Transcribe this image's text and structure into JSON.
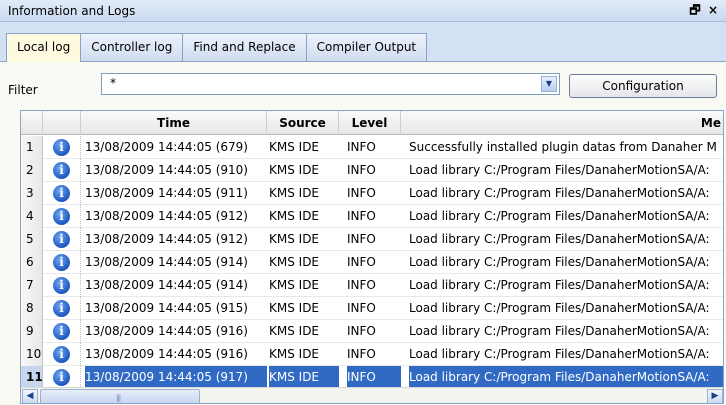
{
  "window": {
    "title": "Information and Logs",
    "float_icon": "restore-window-icon",
    "close_icon": "close-icon",
    "float_glyph": "🗗",
    "close_glyph": "×"
  },
  "tabs": [
    {
      "label": "Local log",
      "active": true
    },
    {
      "label": "Controller log",
      "active": false
    },
    {
      "label": "Find and Replace",
      "active": false
    },
    {
      "label": "Compiler Output",
      "active": false
    }
  ],
  "filter": {
    "label": "Filter",
    "value": "*",
    "dropdown_glyph": "▼"
  },
  "config_button": {
    "label": "Configuration"
  },
  "grid": {
    "columns": [
      "",
      "",
      "Time",
      "Source",
      "Level",
      "Me"
    ],
    "rows": [
      {
        "n": "1",
        "time": "13/08/2009 14:44:05 (679)",
        "source": "KMS IDE",
        "level": "INFO",
        "message": "Successfully installed plugin datas from Danaher M"
      },
      {
        "n": "2",
        "time": "13/08/2009 14:44:05 (910)",
        "source": "KMS IDE",
        "level": "INFO",
        "message": "Load library C:/Program Files/DanaherMotionSA/A:"
      },
      {
        "n": "3",
        "time": "13/08/2009 14:44:05 (911)",
        "source": "KMS IDE",
        "level": "INFO",
        "message": "Load library C:/Program Files/DanaherMotionSA/A:"
      },
      {
        "n": "4",
        "time": "13/08/2009 14:44:05 (912)",
        "source": "KMS IDE",
        "level": "INFO",
        "message": "Load library C:/Program Files/DanaherMotionSA/A:"
      },
      {
        "n": "5",
        "time": "13/08/2009 14:44:05 (912)",
        "source": "KMS IDE",
        "level": "INFO",
        "message": "Load library C:/Program Files/DanaherMotionSA/A:"
      },
      {
        "n": "6",
        "time": "13/08/2009 14:44:05 (914)",
        "source": "KMS IDE",
        "level": "INFO",
        "message": "Load library C:/Program Files/DanaherMotionSA/A:"
      },
      {
        "n": "7",
        "time": "13/08/2009 14:44:05 (914)",
        "source": "KMS IDE",
        "level": "INFO",
        "message": "Load library C:/Program Files/DanaherMotionSA/A:"
      },
      {
        "n": "8",
        "time": "13/08/2009 14:44:05 (915)",
        "source": "KMS IDE",
        "level": "INFO",
        "message": "Load library C:/Program Files/DanaherMotionSA/A:"
      },
      {
        "n": "9",
        "time": "13/08/2009 14:44:05 (916)",
        "source": "KMS IDE",
        "level": "INFO",
        "message": "Load library C:/Program Files/DanaherMotionSA/A:"
      },
      {
        "n": "10",
        "time": "13/08/2009 14:44:05 (916)",
        "source": "KMS IDE",
        "level": "INFO",
        "message": "Load library C:/Program Files/DanaherMotionSA/A:"
      },
      {
        "n": "11",
        "time": "13/08/2009 14:44:05 (917)",
        "source": "KMS IDE",
        "level": "INFO",
        "message": "Load library C:/Program Files/DanaherMotionSA/A:",
        "selected": true
      }
    ],
    "row_icon": "info-icon",
    "row_icon_glyph": "i"
  },
  "scrollbar": {
    "left_glyph": "◀",
    "right_glyph": "▶",
    "grip_glyph": "|||"
  },
  "colors": {
    "selection": "#316ac5",
    "panel_bg": "#d4e1f5",
    "active_tab": "#fefae0"
  }
}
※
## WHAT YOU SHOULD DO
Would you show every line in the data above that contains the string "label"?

## SOLUTION BELOW
      "label": "Local log",
      "label": "Controller log",
      "label": "Find and Replace",
      "label": "Compiler Output",
    "label": "Filter",
    "label": "Configuration"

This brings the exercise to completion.